Graziano da Silva pointed to FAO’s regional programme, “Youth Employment: enabling decent agriculture and agri-business jobs”, which goes beyond farm jobs and seeks to develop capacity and scale up successful approaches through programme formulation and partnerships.
“More than ever, strategic partnerships are needed to bring together the African Union, the African Development Bank and the UN system and other development partners,” the FAO Director-General said.
He warned however that more profitable urban markets can lead to a concentration of food production in large commercial farms, and also the creation of value chains dominated by large processors and retailers.
“In this contest, smallholders and family farmers need specific policies and regulations. This includes providing access to inputs, credit and technology and improving land tenure,” Graziano da Silva added, stressing how social protection programmes, including cash transfers can link public food purchase to family farmer’s production.
Hunger, overweight and obesity
Achieving Zero Hunger remains FAO’s highest priority, one that it shares with African leaders who through the Malabo Declaration have committed to eradicating chronic undernourishment in their continent by 2025 – in sub-Saharan Africa almost one person in four currently suffers from undernourishment.
In his address, Graziano da Silva underscored that in line with Sustainable Development Goal 2, achieving Zero Hunger needs to go together with ending all forms of malnutrition, a consequence of which is the current global overweight and obesity epidemic.
“The situation is also worrisome here in Africa,” Graziano da Silva said, citing a World Health Organization estimate that obesity-related diseases may become the biggest killer in Africa by 2030.
Rapid urbanization and consumption of highly processed foods are the major drivers behind the increase in overweight and obesity. Yet many people in Africa are unaware that certain foods are unhealthy, or that being overweight presents a health risk, the FAO Director-General said.
He urged for the need to “act on two fronts” focusing on both the production and consumption of healthy food, and called for ensuring more responsible advertising and information campaigns on food products. “People must be aware about the pros and cons of what they are eating, and also be encouraged to eat healthy food.”
FAO assists countries on climate change
Graziano da Silva also referred to climate change and other pressing issues in Africa and how FAO, together with its partners, is addressing them.
FAO is working closely with a wide range of countries around the world that have formally requested the Organization’s assistance to tap into financing from the Green Climate Fund.

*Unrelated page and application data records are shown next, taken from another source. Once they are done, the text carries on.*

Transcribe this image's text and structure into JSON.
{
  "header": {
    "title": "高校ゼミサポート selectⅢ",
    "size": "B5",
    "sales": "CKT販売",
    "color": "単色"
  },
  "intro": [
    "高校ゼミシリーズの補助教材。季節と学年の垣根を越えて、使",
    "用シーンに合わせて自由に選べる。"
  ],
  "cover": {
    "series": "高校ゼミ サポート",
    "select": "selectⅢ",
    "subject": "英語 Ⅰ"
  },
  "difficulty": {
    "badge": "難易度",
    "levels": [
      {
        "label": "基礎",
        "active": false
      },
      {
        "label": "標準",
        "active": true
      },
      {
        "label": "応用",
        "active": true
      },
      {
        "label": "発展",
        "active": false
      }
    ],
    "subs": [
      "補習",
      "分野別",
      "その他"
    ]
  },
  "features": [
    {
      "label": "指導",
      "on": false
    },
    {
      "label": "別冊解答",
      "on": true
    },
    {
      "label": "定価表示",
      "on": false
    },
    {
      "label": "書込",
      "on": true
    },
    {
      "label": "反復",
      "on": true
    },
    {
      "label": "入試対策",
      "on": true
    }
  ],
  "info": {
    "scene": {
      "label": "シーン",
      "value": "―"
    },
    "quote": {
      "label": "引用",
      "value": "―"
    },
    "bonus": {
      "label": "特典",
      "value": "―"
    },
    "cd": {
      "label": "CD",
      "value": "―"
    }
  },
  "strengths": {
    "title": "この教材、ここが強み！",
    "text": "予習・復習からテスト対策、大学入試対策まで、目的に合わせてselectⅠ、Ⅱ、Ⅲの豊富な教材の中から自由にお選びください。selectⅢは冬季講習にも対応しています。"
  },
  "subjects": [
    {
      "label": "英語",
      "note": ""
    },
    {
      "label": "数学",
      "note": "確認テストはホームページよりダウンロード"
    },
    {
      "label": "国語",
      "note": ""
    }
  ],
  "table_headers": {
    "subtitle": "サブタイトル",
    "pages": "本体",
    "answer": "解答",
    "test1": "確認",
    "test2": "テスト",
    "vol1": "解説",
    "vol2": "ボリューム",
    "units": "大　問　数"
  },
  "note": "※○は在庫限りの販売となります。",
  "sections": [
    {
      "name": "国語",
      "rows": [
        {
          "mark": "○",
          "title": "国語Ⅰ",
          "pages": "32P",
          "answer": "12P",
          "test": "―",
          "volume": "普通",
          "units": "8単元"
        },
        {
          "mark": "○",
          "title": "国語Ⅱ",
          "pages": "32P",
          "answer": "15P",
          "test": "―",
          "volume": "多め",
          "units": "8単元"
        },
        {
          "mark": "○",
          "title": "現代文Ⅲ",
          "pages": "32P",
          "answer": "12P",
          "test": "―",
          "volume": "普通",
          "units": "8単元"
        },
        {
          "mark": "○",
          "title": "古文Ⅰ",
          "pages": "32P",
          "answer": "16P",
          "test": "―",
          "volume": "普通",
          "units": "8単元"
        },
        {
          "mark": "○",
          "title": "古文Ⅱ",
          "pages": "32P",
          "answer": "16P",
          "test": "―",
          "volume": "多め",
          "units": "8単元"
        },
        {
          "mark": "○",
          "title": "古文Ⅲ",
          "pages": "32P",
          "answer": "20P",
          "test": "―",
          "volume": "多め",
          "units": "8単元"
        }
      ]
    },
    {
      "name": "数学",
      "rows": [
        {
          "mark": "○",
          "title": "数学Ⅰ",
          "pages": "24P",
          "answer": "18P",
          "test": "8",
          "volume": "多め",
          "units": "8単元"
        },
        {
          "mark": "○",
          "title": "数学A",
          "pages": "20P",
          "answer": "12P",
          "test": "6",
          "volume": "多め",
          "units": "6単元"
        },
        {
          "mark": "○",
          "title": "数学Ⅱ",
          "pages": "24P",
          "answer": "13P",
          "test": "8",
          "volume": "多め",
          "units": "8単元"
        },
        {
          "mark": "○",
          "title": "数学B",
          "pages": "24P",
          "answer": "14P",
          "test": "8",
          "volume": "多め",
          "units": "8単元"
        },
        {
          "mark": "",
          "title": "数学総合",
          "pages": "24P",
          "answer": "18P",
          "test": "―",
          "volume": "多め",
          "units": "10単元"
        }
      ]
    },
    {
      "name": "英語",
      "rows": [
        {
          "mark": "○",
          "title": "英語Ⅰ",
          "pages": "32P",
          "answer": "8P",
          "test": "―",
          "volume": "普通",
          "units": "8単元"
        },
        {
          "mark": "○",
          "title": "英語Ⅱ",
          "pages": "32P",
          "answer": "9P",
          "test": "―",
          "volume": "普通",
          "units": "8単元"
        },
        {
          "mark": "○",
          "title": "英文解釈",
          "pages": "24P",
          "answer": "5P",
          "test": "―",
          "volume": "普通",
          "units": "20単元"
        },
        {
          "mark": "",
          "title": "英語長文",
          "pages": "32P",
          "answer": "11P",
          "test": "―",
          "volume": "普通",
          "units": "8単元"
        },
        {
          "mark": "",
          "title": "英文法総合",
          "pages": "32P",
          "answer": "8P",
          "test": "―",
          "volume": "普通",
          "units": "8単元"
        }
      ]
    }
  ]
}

In Africa to date, FAO is currently supporting the development of six full project proposals – in Benin, Gambia, Kenya, Republic of Congo and Tanzania – several other “readiness” proposals.
More funds needed to tackle Fall Armyworm

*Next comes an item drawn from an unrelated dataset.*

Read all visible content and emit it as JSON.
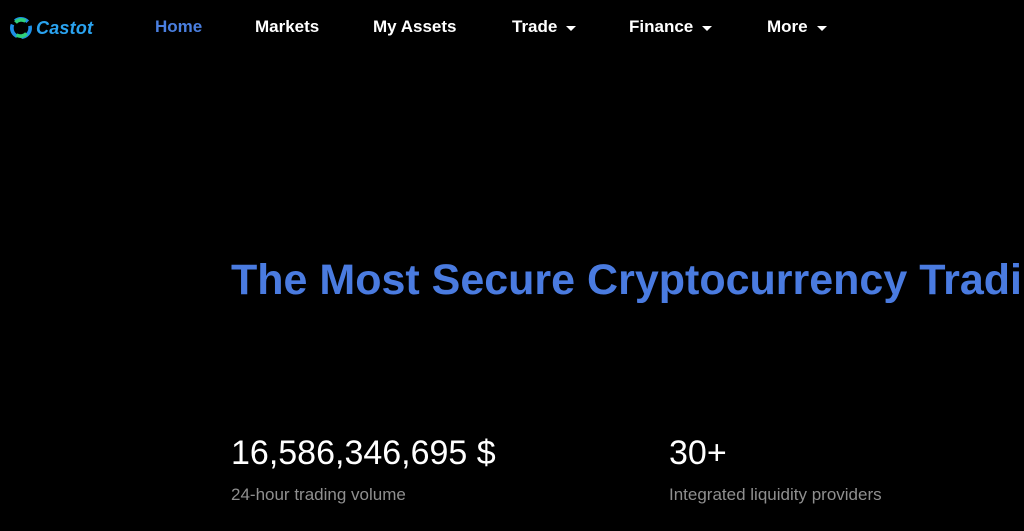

Africa is particularly affected and vulnerable to climate change, which is contributing to increasing outbreaks of pests and diseases, with Fall Armyworm – which was first reported on the continent in 2016 and has now spread rapidly to almost all Sub-Saharan countries – being a case in point, the FAO Director-General said. Fall Armyworm – whose moths can fly up to 100 km per night – primarily affects maize, but also rice and sorghum as well as cotton and some vegetables.
FAO has been on the front line in responding to the Fall Armyworm threat and recently launched a step-by-step guide for farmers on how to deal with this transboundary pest.
FAO has also developed a mobile app called FAMEWS which allows farmers to detect, monitor and track the spread of Fall Armyworm directly in their fields. FAMEWS has already being used in Madagascar, South Africa and Zambia, before it is deployed in the rest of Africa by the end of February.
Endorsed by the African Union, the FAO Programme for Action on Fall Armyworm, aims to leverage much-needed funding, Graziano da Silva said. “So far we have raised $13 million. FAO has contributed to $10 million from its own budget. But we need much more.”